--- Task details ---
Produce a faithful copy of every record below, without the pictures.

--- Extracted material ---
..........

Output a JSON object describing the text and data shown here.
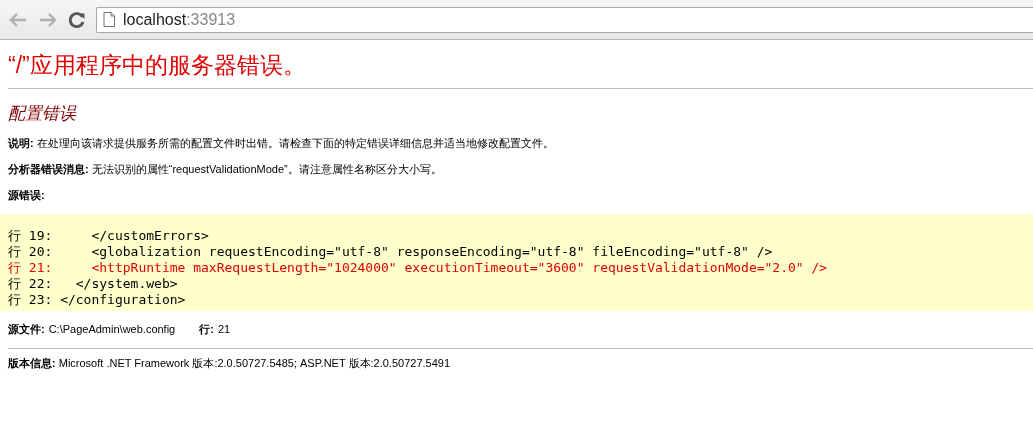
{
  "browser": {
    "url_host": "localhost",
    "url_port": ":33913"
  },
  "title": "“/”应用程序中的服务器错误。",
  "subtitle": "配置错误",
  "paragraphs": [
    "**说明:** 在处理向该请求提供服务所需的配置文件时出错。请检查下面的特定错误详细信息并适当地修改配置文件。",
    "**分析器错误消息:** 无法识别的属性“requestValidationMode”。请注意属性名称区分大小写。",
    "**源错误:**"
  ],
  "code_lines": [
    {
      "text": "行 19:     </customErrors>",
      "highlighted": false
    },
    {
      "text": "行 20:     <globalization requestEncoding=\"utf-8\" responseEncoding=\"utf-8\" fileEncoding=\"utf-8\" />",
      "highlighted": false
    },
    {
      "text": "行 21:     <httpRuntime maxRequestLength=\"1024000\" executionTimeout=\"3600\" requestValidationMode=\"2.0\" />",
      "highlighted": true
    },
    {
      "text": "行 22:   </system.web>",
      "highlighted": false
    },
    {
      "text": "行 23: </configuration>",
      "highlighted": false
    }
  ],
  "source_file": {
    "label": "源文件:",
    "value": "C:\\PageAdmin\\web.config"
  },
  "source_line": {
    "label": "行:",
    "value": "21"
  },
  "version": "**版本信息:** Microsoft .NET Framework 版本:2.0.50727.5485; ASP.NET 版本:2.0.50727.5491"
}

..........

--- Answer space ---
Output a JSON object describing the text and data shown here.
{
  "browser": {
    "url_host": "localhost",
    "url_port": ":33913"
  },
  "title": "“/”应用程序中的服务器错误。",
  "subtitle": "配置错误",
  "paragraphs": [
    "**说明:** 在处理向该请求提供服务所需的配置文件时出错。请检查下面的特定错误详细信息并适当地修改配置文件。",
    "**分析器错误消息:** 无法识别的属性“requestValidationMode”。请注意属性名称区分大小写。",
    "**源错误:**"
  ],
  "code_lines": [
    {
      "text": "行 19:     </customErrors>",
      "highlighted": false
    },
    {
      "text": "行 20:     <globalization requestEncoding=\"utf-8\" responseEncoding=\"utf-8\" fileEncoding=\"utf-8\" />",
      "highlighted": false
    },
    {
      "text": "行 21:     <httpRuntime maxRequestLength=\"1024000\" executionTimeout=\"3600\" requestValidationMode=\"2.0\" />",
      "highlighted": true
    },
    {
      "text": "行 22:   </system.web>",
      "highlighted": false
    },
    {
      "text": "行 23: </configuration>",
      "highlighted": false
    }
  ],
  "source_file": {
    "label": "源文件:",
    "value": "C:\\PageAdmin\\web.config"
  },
  "source_line": {
    "label": "行:",
    "value": "21"
  },
  "version": "**版本信息:** Microsoft .NET Framework 版本:2.0.50727.5485; ASP.NET 版本:2.0.50727.5491"
}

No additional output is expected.